“We support community pharmacies being able to offer inhaler technique checks as an essential service and were disappointed not to see it included in the latest Pharmacy Quality Scheme,” she says. The clear signal in the IIF that a switch should trigger an NMS consultation achieves the same thing, although it will require joined up conversations at a more local level.
A collaboration between the NHS in Hull and AstraZeneca aims to deliver improvements in care on similar principles. At the core of the Sentinel Project is the implementation of local asthma guidelines, delivery of targeted patient reviews, and education packaged to clinicians and patients.
Early data from the first PCN in Hull shows a reduction in SABA inhaler use; the PCN has gone from high use (98th percentile) to below the national average (41st percentile) in four months.
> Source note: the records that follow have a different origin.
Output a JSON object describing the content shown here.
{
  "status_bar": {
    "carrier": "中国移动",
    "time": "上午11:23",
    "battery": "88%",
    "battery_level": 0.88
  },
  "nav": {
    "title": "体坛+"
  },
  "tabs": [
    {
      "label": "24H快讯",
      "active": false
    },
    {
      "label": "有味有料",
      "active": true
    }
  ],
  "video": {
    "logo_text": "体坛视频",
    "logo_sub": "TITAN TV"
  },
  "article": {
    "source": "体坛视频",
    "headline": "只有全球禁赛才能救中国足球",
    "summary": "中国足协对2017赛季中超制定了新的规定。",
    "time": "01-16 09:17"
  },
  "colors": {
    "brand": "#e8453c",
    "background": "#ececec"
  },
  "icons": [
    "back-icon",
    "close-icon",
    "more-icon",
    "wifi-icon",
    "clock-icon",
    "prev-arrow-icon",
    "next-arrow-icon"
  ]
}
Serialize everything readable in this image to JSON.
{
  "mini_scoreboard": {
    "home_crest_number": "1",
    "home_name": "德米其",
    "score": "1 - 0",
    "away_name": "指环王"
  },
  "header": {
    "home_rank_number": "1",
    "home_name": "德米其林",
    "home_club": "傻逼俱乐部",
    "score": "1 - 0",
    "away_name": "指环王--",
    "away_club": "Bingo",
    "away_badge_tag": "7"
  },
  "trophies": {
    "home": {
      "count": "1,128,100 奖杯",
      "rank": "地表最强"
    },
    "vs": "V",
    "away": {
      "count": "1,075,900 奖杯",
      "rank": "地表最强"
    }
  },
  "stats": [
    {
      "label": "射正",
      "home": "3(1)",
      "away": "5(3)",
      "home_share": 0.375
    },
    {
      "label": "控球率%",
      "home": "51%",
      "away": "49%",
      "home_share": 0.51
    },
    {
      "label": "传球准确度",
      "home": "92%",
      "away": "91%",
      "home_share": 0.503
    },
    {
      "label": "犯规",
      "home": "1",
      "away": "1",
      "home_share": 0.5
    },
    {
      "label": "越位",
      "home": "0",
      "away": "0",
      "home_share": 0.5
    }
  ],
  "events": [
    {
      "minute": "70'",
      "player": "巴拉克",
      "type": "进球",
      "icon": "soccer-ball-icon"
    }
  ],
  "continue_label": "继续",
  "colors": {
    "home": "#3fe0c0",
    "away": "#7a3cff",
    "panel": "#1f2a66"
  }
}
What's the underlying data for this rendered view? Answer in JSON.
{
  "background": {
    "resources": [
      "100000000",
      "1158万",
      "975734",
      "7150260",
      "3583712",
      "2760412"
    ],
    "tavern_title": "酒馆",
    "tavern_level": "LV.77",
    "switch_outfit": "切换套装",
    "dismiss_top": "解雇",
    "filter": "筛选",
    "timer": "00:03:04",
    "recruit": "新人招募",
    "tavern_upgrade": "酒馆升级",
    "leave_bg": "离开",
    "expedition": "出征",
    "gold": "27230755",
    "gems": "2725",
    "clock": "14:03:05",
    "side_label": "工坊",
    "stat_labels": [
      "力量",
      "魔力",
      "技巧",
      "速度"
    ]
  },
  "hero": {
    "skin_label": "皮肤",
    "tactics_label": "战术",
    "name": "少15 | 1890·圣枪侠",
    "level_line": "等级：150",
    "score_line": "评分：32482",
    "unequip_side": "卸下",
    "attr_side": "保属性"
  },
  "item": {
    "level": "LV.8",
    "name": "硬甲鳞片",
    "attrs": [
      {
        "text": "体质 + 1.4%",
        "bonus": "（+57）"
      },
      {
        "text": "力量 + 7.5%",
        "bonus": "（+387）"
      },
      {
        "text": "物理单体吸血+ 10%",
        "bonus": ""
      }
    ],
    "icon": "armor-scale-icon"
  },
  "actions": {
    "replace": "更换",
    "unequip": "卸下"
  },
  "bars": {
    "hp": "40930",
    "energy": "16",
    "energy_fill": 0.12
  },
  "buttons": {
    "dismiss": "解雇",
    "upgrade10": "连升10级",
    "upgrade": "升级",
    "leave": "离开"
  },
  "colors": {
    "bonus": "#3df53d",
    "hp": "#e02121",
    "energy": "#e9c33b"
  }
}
The number of blue inhalers prescribed in just two PCNs has reduced by nearly 7,000 units, equating to an offset of over 195,000 kg in CO2 emissions, in under six months.
Consultant respiratory physician Dr Mike Crooks says: “We need to help people living with asthma recognise what over-reliance on reliever inhalers is and to seek out an asthma review from their GP, nurse or pharmacist.”
Although there are no plans for a national inhaler disposal scheme, one manufacturer taking the lead is Chiesi, manufacturer of Clenil and Fostair, whose postal inhaler recycling pilot in Leicestershire, ‘Take AIR’ (Action for Inhaler Recycling), has just been expanded to the county’s hospitals. Take AIR allows people to recycle their empty, unwanted or out-of-date inhalers through the post. Many of the components are recovered and recycled and non-recyclable materials are destroyed through ‘energy-from-waste’.
Almost two-thirds (63 per cent) of pharmacies across Leicestershire have been supplying envelopes to patients. So far, almost 2,000 envelopes (each holding up to four inhalers) have been returned to the specialist recycling centre via Royal Mail, resulting in just short of 7,000 inhalers successfully diverted from municipal waste and recycled.
Tom Delahoyde, managing director of Chiesi (UK and Ireland), says: “As a certified B Corp [the international certification of a company’s social and environmental performance], we believe everyone can make a difference to protecting our environment.”
Diljit Singh Baghra, pharmacist owner at Astill Lodge Pharmacy in Leicester says: “The enthusiasm from patients has been brilliant. We have even had patients tell us that they have old inhalers saved up in a cupboard somewhere which they didn’t know what to do with, and now they do.”
Injection pen recycling
Novo Nordisk has launched the UK’s first recycling scheme for plastic injection pens used by people with diabetes, obesity and growth disorders. PenCycle covers the company’s FlexPen and FlexTouch products.
The scheme has launched at participating pharmacies in three pilot locations – Greater Glasgow & Clyde, Greater Manchester and Leicestershire & Rutland. Patients can recycle pens by dropping them off at participating pharmacies, sending via pre-paid Royal Mail boxes or a pick-up ‘at home’ collection scheme. Across the three pilot locations, Novo Nordisk estimates that 150,000 plastic injection pen devices, equating to two tonnes of plastic, could be diverted from UK landfill by June 2022.
Participating pharmacies receive a starter pack containing all materials, including practical guidance for pharmacy staff and materials for patients to take home.